This was the general headspace I was in the day I decided I wasn't going to class. I was spending a lot of time in my head, and when I couldn't take that anymore, I poured Tom Waits and Lou Reed all over it and walked until I didn't know who I was or how I got there.
I don't remember all the poems I put in the anthology, or even many of them. I know I used "The Russians" by Sting, that seemed like a very deep and thoughtful work when I was 13. "All Along the Watchtower", because I'd just read Watchmen. I maxed out on Richard Brautigan with poems from Loading Mercury With a Pitchfork and June 30th, June 30th. This would have been, let's see, 1991. Kurt Cobain has now been dead almost three times longer than Brautigan had been by that day I read every poem he ever wrote that ended up in the Saskatoon Library Central Branch that hadn't been borrowed by someone else. This is one I had to put in my anthology.
"Taking No Chances"
by Richard Brautigan
I am a part of it. No,
I am the total but there
is also a possibility
that I am only a fraction
     of it.

I am that which begins
but has no beginning.
I am also full of shit
right up to my ears.

                    June 17, 1976 

It blew my mind. It was the most transgressive thing I'd ever read. And I'd read Catcher in the Rye. I'd read John Byrne's Fear Book. I'd listened to Lou Reed's Transformer, Coney Island Baby, and New York albums over a thousand times cumulatively.

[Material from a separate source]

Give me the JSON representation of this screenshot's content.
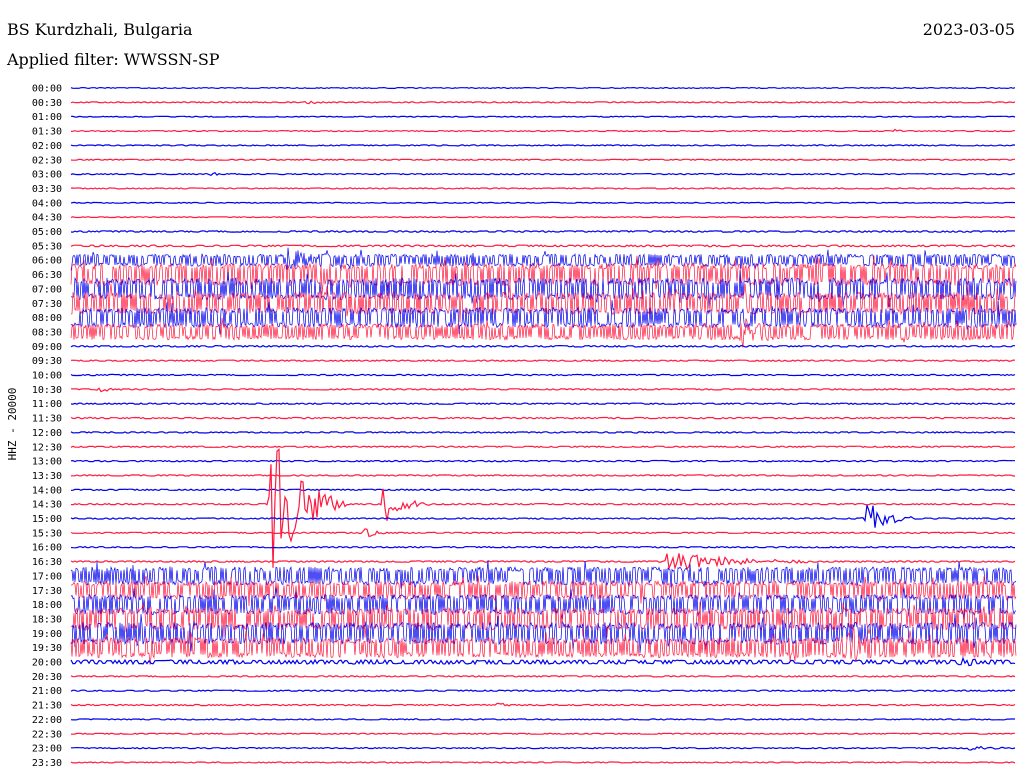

I wrote a poem about that and put it in the anthology. I wrote a poem about listening to Lou Reed over and over and what that does to your brain when you're 13-years-old and your friends prank call your house. I think it was called "Dog Piss Morning."
I remember that day, that warm spring day spent on the first floor of the library. Copying out poems and then writing my own to fill in the gaps. I understood something about myself that day. 
I got a pretty good mark on the assignment. Good enough to get me into 9th Grade. Where I'd write about Lou Reed again.